Giles Fraser: Paul Ryan's Faith in Ayn Rand is a Political Problem for Romney
Dr Giles Fraser is priest-in-charge at St Mary's Newington in south London and the former canon chancellor of St Paul's Cathedral.
When I was a teenager, my American girlfriend at the time gave me Ayn Rand's cult novel Atlas Shrugged to read. It changed her life, she said. It changed mine, too. She was not my girlfriend by the morning. It was the most unpleasant thing I'd ever had the misfortune to read.
As a work of literature, Atlas Shrugged is drivel, and not simply because it is so up itself with its own perceived radicalism; fundamentally, all propaganda is drivel, even if it is propaganda in a good cause. Rand's cause was to celebrate what she called "the virtue of selfishness", to denigrate the poor as scroungers and to celebrate the muscular individualism of the creative heroes of capitalism. Altruism, she contends, is "complete evil". The question she poses: what would happen if all the bankers and captains of industry went on strike? What would happen if these Atlas-like gods, who hold up the world, decided one day to shrug and refuse to support everyone else? Then the world would be buggered, she contends. Atlas Shrugged is cheap pornography for the nastiest side of capitalism.
"The reason I got involved in public service, by and large, if I had to credit one thinker, one person, it would be Ayn Rand," said Mitt Romney's now running mate Paul Ryan four years ago. He also admitted he made all his interns read Atlas Shrugged, dishing them out as Christmas presents.
But here's the political problem for Ryan...
comments powered by Disqus
- Florida professor to burn Confederate flag
- Could another English king be buried under a parking lot?
- Huckabee says archaeology supports the Bible
- George W. Bush's CIA Briefer: Bush and Cheney Falsely Presented WMD Intelligence to Public
- Unfinished film about the Holocaust made in 1945 to finally be seen by audiences
- Daniel Pipes calls the rulers of Iran "madmen" on official Iranian TV
- A Professor Tries to Beat Back a News Spoof That Won’t Go Away

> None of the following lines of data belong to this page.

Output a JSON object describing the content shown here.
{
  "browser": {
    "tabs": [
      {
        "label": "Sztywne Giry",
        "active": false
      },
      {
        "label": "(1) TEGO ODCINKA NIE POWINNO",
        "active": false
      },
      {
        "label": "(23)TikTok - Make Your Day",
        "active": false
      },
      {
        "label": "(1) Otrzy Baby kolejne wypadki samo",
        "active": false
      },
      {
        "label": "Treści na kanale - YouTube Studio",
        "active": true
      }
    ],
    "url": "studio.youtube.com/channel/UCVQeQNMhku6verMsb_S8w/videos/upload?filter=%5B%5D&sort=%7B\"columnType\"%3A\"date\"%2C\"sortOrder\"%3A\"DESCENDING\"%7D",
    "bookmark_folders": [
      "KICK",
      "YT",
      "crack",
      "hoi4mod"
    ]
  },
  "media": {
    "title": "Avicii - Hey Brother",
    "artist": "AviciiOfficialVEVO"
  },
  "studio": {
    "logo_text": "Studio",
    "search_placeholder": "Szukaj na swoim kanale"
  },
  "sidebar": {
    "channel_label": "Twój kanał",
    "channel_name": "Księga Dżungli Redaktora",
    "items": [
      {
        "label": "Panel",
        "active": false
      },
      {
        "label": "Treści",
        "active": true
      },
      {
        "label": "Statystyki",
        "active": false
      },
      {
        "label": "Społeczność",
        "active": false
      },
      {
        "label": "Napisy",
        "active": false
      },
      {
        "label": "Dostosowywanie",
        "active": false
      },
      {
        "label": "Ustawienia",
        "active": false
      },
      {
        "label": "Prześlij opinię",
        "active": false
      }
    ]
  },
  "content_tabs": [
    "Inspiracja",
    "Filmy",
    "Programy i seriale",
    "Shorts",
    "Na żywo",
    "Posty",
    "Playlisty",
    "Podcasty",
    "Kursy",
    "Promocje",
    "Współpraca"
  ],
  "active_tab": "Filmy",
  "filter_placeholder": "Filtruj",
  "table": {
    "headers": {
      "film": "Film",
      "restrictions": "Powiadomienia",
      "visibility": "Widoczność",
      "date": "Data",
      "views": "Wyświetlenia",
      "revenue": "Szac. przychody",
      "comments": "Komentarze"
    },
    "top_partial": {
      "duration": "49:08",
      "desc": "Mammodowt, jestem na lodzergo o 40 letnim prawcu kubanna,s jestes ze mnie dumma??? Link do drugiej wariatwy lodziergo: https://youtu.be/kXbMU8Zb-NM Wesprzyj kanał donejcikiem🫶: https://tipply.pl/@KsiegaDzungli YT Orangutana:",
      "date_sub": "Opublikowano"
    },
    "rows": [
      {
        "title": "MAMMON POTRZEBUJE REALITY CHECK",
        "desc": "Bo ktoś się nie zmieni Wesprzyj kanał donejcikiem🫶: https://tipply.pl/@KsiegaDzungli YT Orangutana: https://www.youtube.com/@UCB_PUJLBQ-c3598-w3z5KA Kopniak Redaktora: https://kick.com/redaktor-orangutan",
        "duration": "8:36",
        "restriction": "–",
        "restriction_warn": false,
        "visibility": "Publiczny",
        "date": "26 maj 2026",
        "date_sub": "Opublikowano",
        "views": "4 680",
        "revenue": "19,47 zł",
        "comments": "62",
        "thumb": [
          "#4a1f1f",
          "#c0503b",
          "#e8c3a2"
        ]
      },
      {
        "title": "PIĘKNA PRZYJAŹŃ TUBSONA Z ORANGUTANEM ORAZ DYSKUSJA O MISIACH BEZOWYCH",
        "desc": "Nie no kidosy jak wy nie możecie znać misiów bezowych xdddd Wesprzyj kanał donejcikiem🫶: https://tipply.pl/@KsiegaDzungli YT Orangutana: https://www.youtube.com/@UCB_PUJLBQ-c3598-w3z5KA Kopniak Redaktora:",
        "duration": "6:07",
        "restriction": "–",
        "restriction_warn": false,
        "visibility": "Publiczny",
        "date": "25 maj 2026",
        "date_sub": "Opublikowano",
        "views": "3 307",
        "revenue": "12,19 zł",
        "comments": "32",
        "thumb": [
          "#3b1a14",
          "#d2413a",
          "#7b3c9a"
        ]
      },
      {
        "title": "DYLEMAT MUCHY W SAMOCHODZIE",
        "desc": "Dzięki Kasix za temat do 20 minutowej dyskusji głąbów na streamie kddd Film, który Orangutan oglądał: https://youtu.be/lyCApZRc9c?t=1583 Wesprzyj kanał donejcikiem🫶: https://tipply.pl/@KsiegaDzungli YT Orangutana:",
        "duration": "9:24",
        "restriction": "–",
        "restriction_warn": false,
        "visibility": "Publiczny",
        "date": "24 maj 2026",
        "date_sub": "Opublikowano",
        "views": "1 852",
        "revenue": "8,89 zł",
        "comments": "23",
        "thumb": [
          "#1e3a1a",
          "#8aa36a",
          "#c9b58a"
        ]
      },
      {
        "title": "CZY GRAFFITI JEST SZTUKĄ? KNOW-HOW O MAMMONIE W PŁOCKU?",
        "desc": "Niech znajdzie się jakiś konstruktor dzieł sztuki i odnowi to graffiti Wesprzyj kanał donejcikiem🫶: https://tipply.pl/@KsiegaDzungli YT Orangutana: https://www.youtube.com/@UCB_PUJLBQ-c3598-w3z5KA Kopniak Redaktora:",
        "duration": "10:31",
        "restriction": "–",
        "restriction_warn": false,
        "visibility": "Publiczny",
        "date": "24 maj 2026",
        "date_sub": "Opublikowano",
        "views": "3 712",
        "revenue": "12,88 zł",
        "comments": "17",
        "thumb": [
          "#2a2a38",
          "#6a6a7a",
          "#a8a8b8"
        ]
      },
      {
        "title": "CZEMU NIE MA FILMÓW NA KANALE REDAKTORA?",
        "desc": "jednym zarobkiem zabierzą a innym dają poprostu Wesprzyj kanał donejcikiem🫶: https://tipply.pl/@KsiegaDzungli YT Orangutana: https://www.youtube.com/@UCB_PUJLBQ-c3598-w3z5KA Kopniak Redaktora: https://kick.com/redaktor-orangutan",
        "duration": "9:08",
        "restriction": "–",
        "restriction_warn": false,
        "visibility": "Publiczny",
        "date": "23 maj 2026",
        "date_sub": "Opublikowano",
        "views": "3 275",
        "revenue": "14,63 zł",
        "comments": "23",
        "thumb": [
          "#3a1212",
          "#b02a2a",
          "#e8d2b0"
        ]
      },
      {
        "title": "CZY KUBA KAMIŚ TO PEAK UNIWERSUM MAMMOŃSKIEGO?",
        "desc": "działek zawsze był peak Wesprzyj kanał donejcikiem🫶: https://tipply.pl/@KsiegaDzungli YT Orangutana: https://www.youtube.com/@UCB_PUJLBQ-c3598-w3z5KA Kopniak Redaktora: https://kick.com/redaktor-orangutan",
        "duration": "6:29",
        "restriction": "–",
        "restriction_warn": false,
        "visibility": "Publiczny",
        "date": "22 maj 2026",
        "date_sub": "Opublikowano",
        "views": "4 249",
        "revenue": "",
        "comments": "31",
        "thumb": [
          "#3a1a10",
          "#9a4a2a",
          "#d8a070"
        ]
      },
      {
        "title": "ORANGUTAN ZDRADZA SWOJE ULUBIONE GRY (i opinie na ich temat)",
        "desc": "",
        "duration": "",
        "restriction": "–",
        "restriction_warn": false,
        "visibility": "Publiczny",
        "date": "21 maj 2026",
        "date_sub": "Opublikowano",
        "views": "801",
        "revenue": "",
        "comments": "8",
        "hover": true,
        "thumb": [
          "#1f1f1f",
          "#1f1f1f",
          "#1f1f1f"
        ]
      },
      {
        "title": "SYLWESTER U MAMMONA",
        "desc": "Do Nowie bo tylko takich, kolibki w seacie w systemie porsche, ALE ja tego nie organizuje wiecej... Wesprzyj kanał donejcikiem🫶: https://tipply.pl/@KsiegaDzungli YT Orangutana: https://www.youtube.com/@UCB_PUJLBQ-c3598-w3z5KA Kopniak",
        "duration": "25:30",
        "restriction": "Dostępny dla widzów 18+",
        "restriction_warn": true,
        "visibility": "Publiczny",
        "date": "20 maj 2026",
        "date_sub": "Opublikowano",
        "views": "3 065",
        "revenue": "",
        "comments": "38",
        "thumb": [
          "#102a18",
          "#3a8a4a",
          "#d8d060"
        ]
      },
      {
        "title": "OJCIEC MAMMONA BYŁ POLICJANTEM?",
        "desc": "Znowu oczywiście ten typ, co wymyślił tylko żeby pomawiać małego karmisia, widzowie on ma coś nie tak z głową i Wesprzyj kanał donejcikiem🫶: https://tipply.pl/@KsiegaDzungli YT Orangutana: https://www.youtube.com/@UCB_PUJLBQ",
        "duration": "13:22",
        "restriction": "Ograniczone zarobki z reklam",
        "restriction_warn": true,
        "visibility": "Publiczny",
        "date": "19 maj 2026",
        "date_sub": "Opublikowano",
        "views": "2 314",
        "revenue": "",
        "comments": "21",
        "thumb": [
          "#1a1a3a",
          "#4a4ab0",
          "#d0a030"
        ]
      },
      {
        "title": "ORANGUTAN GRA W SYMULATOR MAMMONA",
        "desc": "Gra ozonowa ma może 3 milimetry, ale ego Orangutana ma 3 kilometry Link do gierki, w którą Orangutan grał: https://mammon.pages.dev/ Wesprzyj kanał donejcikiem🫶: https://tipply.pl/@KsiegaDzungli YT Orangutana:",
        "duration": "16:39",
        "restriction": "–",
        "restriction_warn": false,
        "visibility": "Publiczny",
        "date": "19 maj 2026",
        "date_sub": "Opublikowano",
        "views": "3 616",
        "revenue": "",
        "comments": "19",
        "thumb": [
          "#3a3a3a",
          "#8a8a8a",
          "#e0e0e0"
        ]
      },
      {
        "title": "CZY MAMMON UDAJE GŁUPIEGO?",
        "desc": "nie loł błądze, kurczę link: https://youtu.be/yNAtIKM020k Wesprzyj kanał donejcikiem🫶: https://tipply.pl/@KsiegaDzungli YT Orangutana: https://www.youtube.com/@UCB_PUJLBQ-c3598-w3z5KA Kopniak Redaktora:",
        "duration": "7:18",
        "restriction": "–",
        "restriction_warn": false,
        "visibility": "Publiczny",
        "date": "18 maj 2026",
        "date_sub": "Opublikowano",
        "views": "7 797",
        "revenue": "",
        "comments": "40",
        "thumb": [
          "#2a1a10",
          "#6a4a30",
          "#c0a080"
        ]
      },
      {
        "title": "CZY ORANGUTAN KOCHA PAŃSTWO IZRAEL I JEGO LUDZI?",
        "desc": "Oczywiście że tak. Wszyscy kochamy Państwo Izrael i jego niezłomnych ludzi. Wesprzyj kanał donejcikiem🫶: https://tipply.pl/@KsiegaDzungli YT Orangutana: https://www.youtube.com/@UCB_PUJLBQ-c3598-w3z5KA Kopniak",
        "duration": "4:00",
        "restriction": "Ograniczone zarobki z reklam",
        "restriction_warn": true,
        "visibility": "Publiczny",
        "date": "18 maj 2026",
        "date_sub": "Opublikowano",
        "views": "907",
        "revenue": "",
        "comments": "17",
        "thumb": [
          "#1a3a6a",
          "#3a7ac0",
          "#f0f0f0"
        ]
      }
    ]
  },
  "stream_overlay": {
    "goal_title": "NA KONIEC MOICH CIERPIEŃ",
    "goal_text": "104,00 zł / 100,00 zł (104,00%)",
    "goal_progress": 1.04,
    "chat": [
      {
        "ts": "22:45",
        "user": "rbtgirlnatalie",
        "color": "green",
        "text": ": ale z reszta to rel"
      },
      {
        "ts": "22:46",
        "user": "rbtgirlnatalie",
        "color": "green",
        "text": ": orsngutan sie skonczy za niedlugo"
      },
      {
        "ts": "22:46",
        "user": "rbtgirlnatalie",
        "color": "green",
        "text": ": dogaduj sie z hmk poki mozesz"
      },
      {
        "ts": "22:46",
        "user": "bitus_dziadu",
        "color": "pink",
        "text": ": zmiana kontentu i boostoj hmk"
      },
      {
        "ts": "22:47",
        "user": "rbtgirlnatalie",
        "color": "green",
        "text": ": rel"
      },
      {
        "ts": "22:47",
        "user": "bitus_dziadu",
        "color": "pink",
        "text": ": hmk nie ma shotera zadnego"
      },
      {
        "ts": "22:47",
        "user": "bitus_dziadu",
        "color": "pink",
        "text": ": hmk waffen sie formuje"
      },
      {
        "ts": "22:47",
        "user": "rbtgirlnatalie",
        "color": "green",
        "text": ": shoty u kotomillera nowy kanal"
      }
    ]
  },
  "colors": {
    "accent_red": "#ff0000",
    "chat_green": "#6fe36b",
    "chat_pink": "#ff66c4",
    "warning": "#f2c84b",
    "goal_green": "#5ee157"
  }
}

- NYT History Book Reviews: Who Got Noticed this Week?
- Sean Wilentz is being called “Hillary’s Historian"
- Hundreds of British historians challenge assumptions of “Historians for Britain” campaign